3. Don’t thank, but encourage

Has the candidate completed the first step, answering the limited number of questions? You naturally want to thank them for that, to show that you appreciate the effort.

However, it turns out it is important to go against your intuition at this point. By not thanking the candidate for the effort made. But by encouraging them to take the next step. By answering the following questions, scheduling an appointment or uploading a document, for example their CV.

A thank you message after the first step doesn’t particularly motivate individuals to take the second as well. We like our choices and our behaviourto be confirmed, it’s the only way we can proceed after that. Only when we receive a reward, appreciation or recognition, do we exhibit the behaviour again.

Congratulate or compliment the candidate on taking the first step. By indicating that they’ve done a ‘good job’, taken an ‘important first step’, or are ‘on the right track’. This encourages and motivates moving forward. So you can ask the following questions, schedule an appointment or expect the resume soon.

Good Candidate Experience: remove hurdles

Offer the best Candidate Experience? Take away important hurdles, by not asking too many questions early on and not requiring the CV to be uploaded yet. And by considering dynamic use of language. For effective communication to your candidates.

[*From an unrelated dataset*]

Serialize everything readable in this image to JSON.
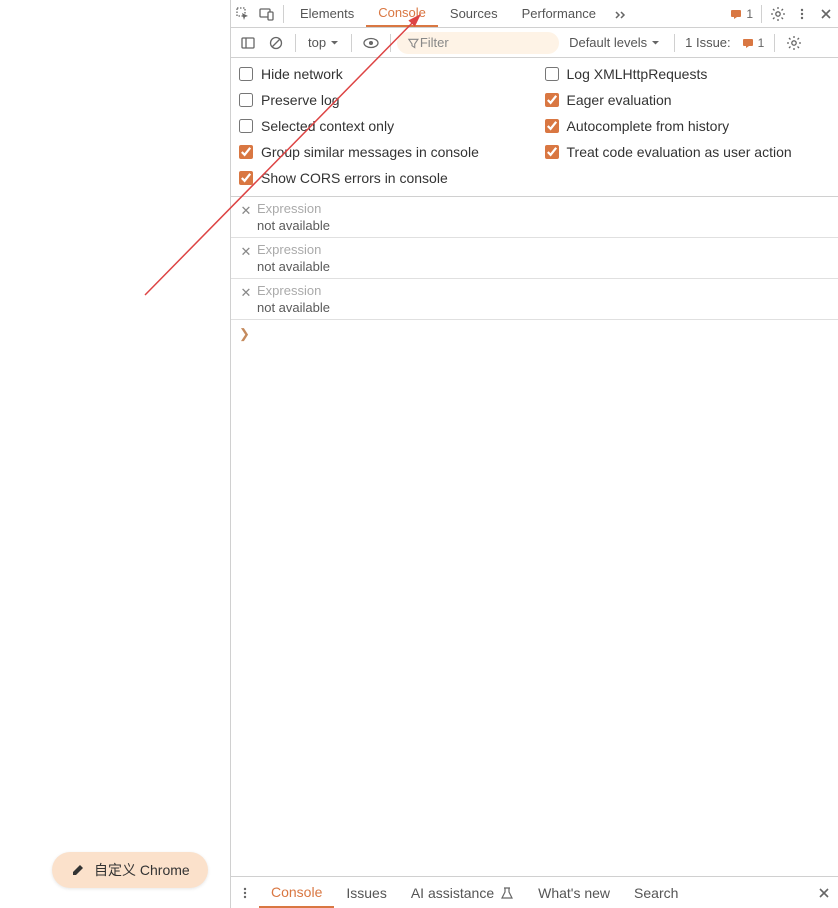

Curious about our data-based experience? We are happy to advise you on the best Candidate Experience, which will make the most important hurdles disappear like snow melting in the sun. Contact us, we would love to hear from you.